Data about app and page elements:

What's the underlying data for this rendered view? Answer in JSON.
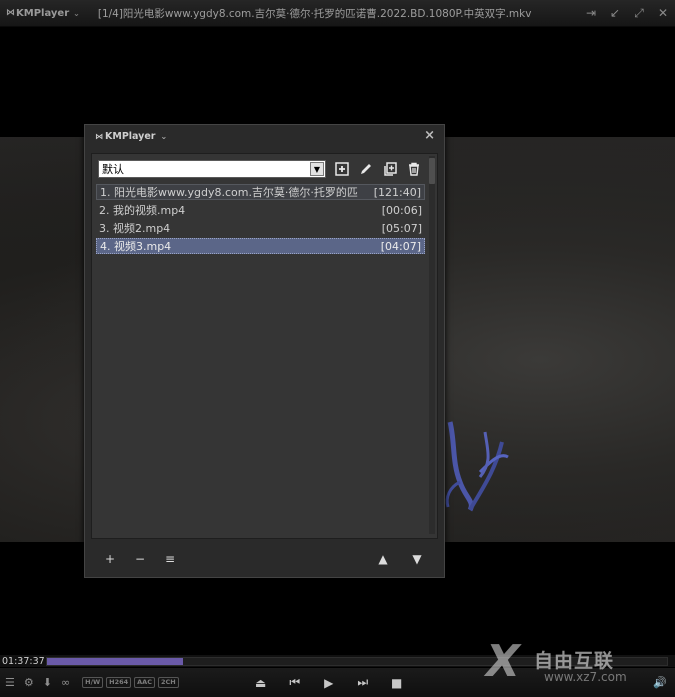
{
  "window": {
    "app_name": "KMPlayer",
    "title": "[1/4]阳光电影www.ygdy8.com.吉尔莫·德尔·托罗的匹诺曹.2022.BD.1080P.中英双字.mkv",
    "icons": [
      "pin-icon",
      "minimize-icon",
      "maximize-icon",
      "close-icon"
    ]
  },
  "playlist": {
    "header_title": "KMPlayer",
    "close_label": "×",
    "list_name": "默认",
    "toolbar_icons": [
      "add-list-icon",
      "rename-icon",
      "copy-list-icon",
      "delete-list-icon"
    ],
    "items": [
      {
        "name": "1. 阳光电影www.ygdy8.com.吉尔莫·德尔·托罗的匹",
        "duration": "[121:40]",
        "state": "playing"
      },
      {
        "name": "2. 我的视频.mp4",
        "duration": "[00:06]",
        "state": "normal"
      },
      {
        "name": "3. 视频2.mp4",
        "duration": "[05:07]",
        "state": "normal"
      },
      {
        "name": "4. 视频3.mp4",
        "duration": "[04:07]",
        "state": "selected"
      }
    ],
    "footer": {
      "add": "+",
      "remove": "−",
      "menu": "≡",
      "up": "▲",
      "down": "▼"
    }
  },
  "playback": {
    "elapsed": "01:37:37",
    "progress_fraction": 0.22,
    "badges": [
      "H/W",
      "H264",
      "AAC",
      "2CH"
    ]
  },
  "watermark": {
    "brand": "自由互联",
    "url": "www.xz7.com"
  },
  "colors": {
    "progress": "#6a5aa8",
    "selected_row": "#5b6688"
  }
}
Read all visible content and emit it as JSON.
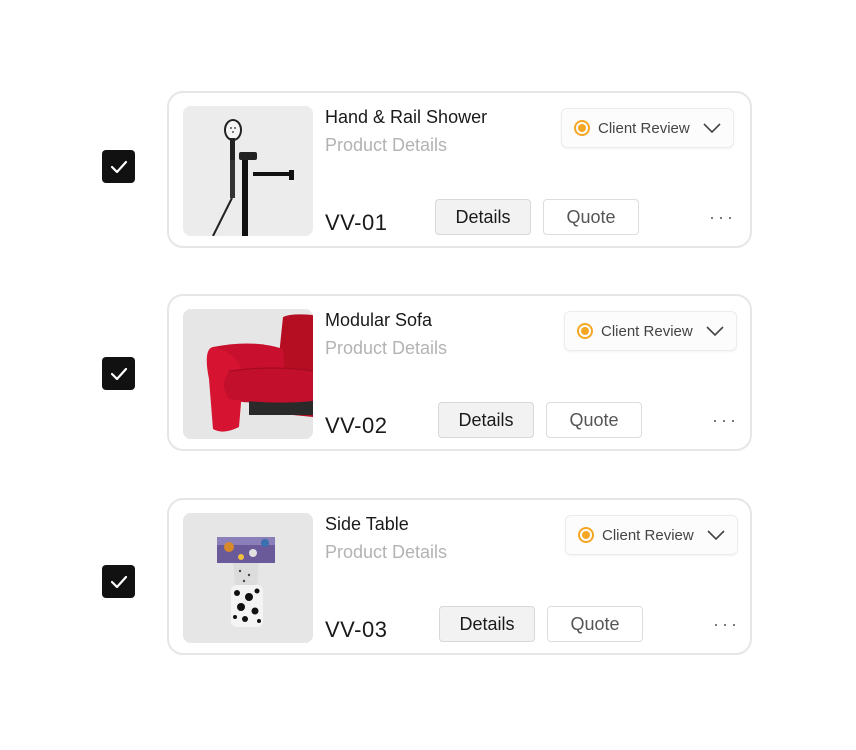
{
  "items": [
    {
      "title": "Hand & Rail Shower",
      "subtitle": "Product Details",
      "code": "VV-01",
      "status": "Client Review",
      "details_label": "Details",
      "quote_label": "Quote",
      "more_label": "···",
      "checked": true
    },
    {
      "title": "Modular Sofa",
      "subtitle": "Product Details",
      "code": "VV-02",
      "status": "Client Review",
      "details_label": "Details",
      "quote_label": "Quote",
      "more_label": "···",
      "checked": true
    },
    {
      "title": "Side Table",
      "subtitle": "Product Details",
      "code": "VV-03",
      "status": "Client Review",
      "details_label": "Details",
      "quote_label": "Quote",
      "more_label": "···",
      "checked": true
    }
  ],
  "colors": {
    "status_accent": "#f5a623",
    "checkbox": "#111111",
    "card_border": "#e6e6e6",
    "sofa_red": "#c8102e"
  },
  "icons": {
    "checkbox": "checkmark-icon",
    "status": "status-dot-icon",
    "dropdown": "chevron-down-icon",
    "more": "more-horizontal-icon"
  }
}
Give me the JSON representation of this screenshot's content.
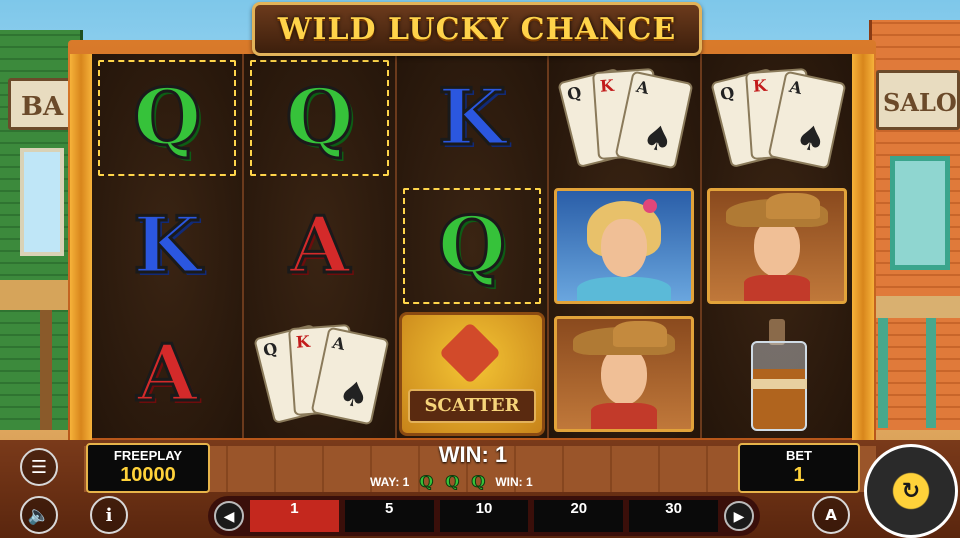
{
  "game": {
    "title": "WILD LUCKY CHANCE"
  },
  "background": {
    "left_sign": "BA",
    "right_sign": "SALO"
  },
  "reels": [
    [
      {
        "symbol": "Q",
        "type": "letter",
        "win": true
      },
      {
        "symbol": "K",
        "type": "letter",
        "win": false
      },
      {
        "symbol": "A",
        "type": "letter",
        "win": false
      }
    ],
    [
      {
        "symbol": "Q",
        "type": "letter",
        "win": true
      },
      {
        "symbol": "A",
        "type": "letter",
        "win": false
      },
      {
        "symbol": "cards",
        "type": "cards",
        "win": false
      }
    ],
    [
      {
        "symbol": "K",
        "type": "letter",
        "win": false
      },
      {
        "symbol": "Q",
        "type": "letter",
        "win": true
      },
      {
        "symbol": "SCATTER",
        "type": "scatter",
        "win": false
      }
    ],
    [
      {
        "symbol": "cards",
        "type": "cards",
        "win": false
      },
      {
        "symbol": "woman",
        "type": "portrait",
        "win": false
      },
      {
        "symbol": "cowboy",
        "type": "portrait",
        "win": false
      }
    ],
    [
      {
        "symbol": "cards",
        "type": "cards",
        "win": false
      },
      {
        "symbol": "cowboy",
        "type": "portrait",
        "win": false
      },
      {
        "symbol": "bottle",
        "type": "bottle",
        "win": false
      }
    ]
  ],
  "card_fan": {
    "c1_rank": "Q",
    "c2_rank": "K",
    "c3_rank": "A",
    "c1_suit": "♠",
    "c2_suit": "♥",
    "c3_suit": "♠"
  },
  "scatter_label": "SCATTER",
  "hud": {
    "freeplay_label": "FREEPLAY",
    "freeplay_value": "10000",
    "bet_label": "BET",
    "bet_value": "1",
    "win_title": "WIN: 1",
    "way_label": "WAY: 1",
    "win_small": "WIN: 1",
    "win_symbols": [
      "Q",
      "Q",
      "Q"
    ],
    "bet_options": [
      "1",
      "5",
      "10",
      "20",
      "30"
    ],
    "bet_selected_index": 0,
    "prev_icon": "◀",
    "next_icon": "▶",
    "menu_icon": "☰",
    "sound_icon": "🔈",
    "info_icon": "i",
    "auto_icon": "A",
    "spin_icon": "↻"
  },
  "colors": {
    "accent_gold": "#e7b44a",
    "active_bet": "#c4281e",
    "q_green": "#36c23a",
    "k_blue": "#2b57e0",
    "a_red": "#d42a2a"
  }
}
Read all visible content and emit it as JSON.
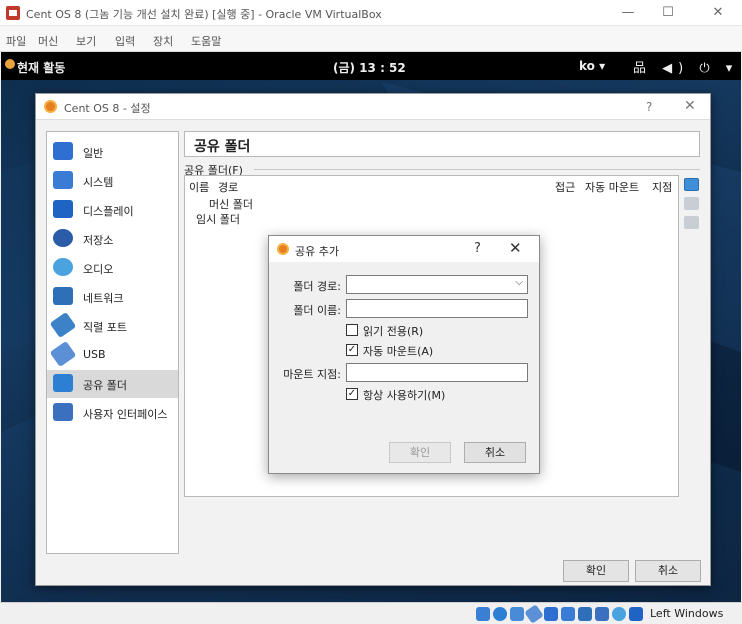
{
  "vbox": {
    "title": "Cent OS 8 (그놈 기능 개선 설치 완료) [실행 중] - Oracle VM VirtualBox",
    "menu": [
      "파일",
      "머신",
      "보기",
      "입력",
      "장치",
      "도움말"
    ],
    "controls": {
      "minimize": "—",
      "maximize": "☐",
      "close": "✕"
    }
  },
  "gnome": {
    "activities": "현재 활동",
    "clock": "(금) 13 : 52",
    "lang": "ko ▾",
    "sys": "品 ◀) ⏻ ▾"
  },
  "settings": {
    "title": "Cent OS 8 - 설정",
    "help": "?",
    "close": "✕",
    "nav": [
      {
        "label": "일반",
        "icon": "general-icon",
        "color": "#2e6fd1"
      },
      {
        "label": "시스템",
        "icon": "system-icon",
        "color": "#3a7bd5"
      },
      {
        "label": "디스플레이",
        "icon": "display-icon",
        "color": "#1f63c4"
      },
      {
        "label": "저장소",
        "icon": "storage-icon",
        "color": "#2a5ca8"
      },
      {
        "label": "오디오",
        "icon": "audio-icon",
        "color": "#4aa3df"
      },
      {
        "label": "네트워크",
        "icon": "network-icon",
        "color": "#2f6fb8"
      },
      {
        "label": "직렬 포트",
        "icon": "serial-port-icon",
        "color": "#3b82c6"
      },
      {
        "label": "USB",
        "icon": "usb-icon",
        "color": "#5b8fd6"
      },
      {
        "label": "공유 폴더",
        "icon": "shared-folder-icon",
        "color": "#2d7fd3"
      },
      {
        "label": "사용자 인터페이스",
        "icon": "user-interface-icon",
        "color": "#3b6fc0"
      }
    ],
    "selected_nav": "공유 폴더",
    "page_title": "공유 폴더",
    "group_label": "공유 폴더(F)",
    "columns": {
      "name": "이름",
      "path": "경로",
      "access": "접근",
      "auto_mount": "자동 마운트",
      "mount_point": "지점"
    },
    "rows": [
      "머신 폴더",
      "임시 폴더"
    ],
    "ok": "확인",
    "cancel": "취소"
  },
  "dialog": {
    "title": "공유 추가",
    "help": "?",
    "close": "✕",
    "folder_path_label": "폴더 경로:",
    "folder_path_value": "",
    "folder_name_label": "폴더 이름:",
    "folder_name_value": "",
    "read_only_label": "읽기 전용(R)",
    "read_only_checked": false,
    "auto_mount_label": "자동 마운트(A)",
    "auto_mount_checked": true,
    "mount_point_label": "마운트 지점:",
    "mount_point_value": "",
    "permanent_label": "항상 사용하기(M)",
    "permanent_checked": true,
    "ok": "확인",
    "cancel": "취소"
  },
  "statusbar": {
    "host_key": "Left Windows"
  }
}
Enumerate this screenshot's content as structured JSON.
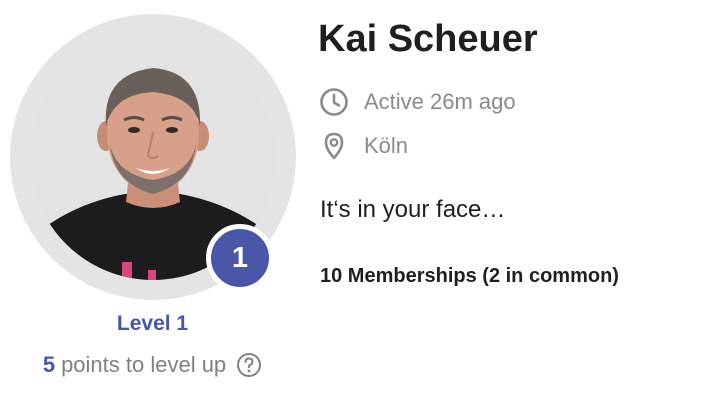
{
  "profile": {
    "name": "Kai Scheuer",
    "active_status": "Active 26m ago",
    "location": "Köln",
    "tagline": "It‘s in your face…",
    "memberships": "10 Memberships (2 in common)"
  },
  "level": {
    "badge_number": "1",
    "label": "Level 1",
    "points_value": "5",
    "points_text": "points to level up"
  },
  "icons": {
    "active": "clock-icon",
    "location": "location-pin-icon",
    "help": "question-circle-icon"
  },
  "colors": {
    "accent": "#4a57a8",
    "text": "#1f1f1f",
    "muted": "#8a8a8a",
    "ring": "#e4e4e4"
  }
}
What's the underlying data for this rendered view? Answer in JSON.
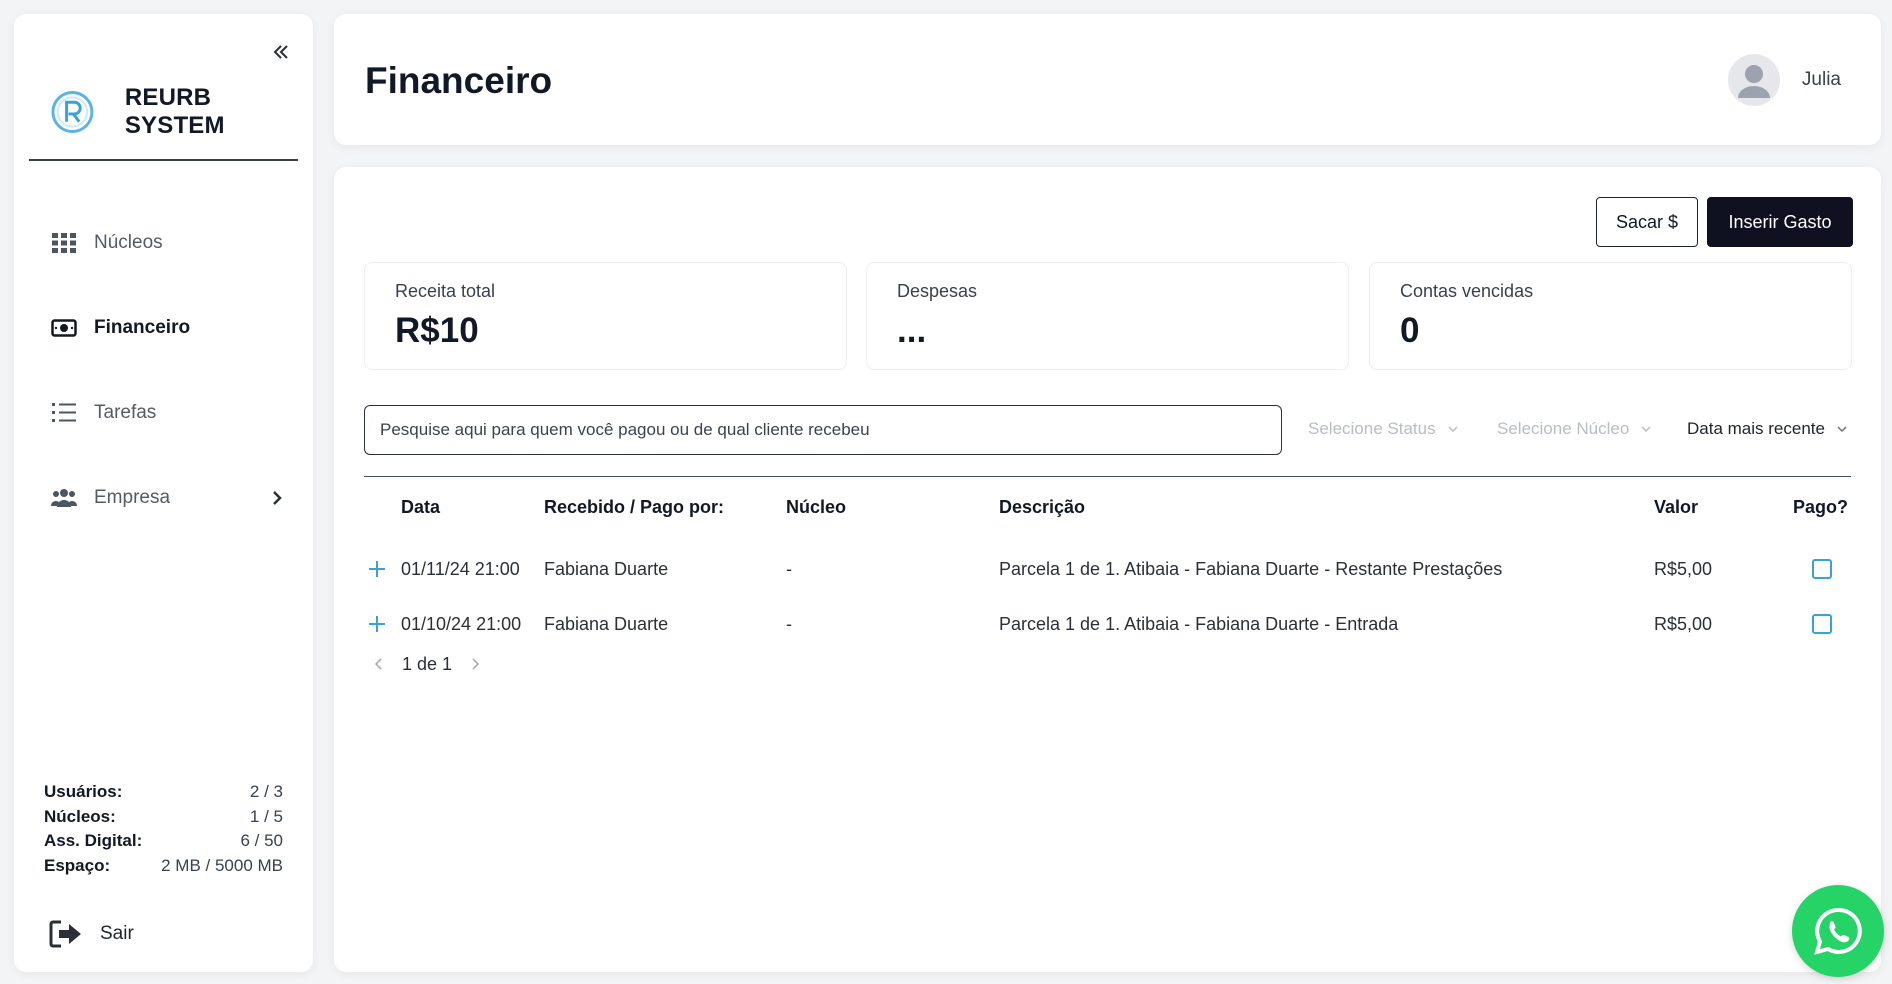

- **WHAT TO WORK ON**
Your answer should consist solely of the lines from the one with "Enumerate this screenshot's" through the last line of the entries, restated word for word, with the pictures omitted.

- **RESPONSE BELOW**
Enumerate this screenshot's content as structured JSON.
{
  "profile": {
    "name": "Kai Scheuer",
    "active_status": "Active 26m ago",
    "location": "Köln",
    "tagline": "It‘s in your face…",
    "memberships": "10 Memberships (2 in common)"
  },
  "level": {
    "badge_number": "1",
    "label": "Level 1",
    "points_value": "5",
    "points_text": "points to level up"
  },
  "icons": {
    "active": "clock-icon",
    "location": "location-pin-icon",
    "help": "question-circle-icon"
  },
  "colors": {
    "accent": "#4a57a8",
    "text": "#1f1f1f",
    "muted": "#8a8a8a",
    "ring": "#e4e4e4"
  }
}
What's the underlying data for this rendered view? Answer in JSON.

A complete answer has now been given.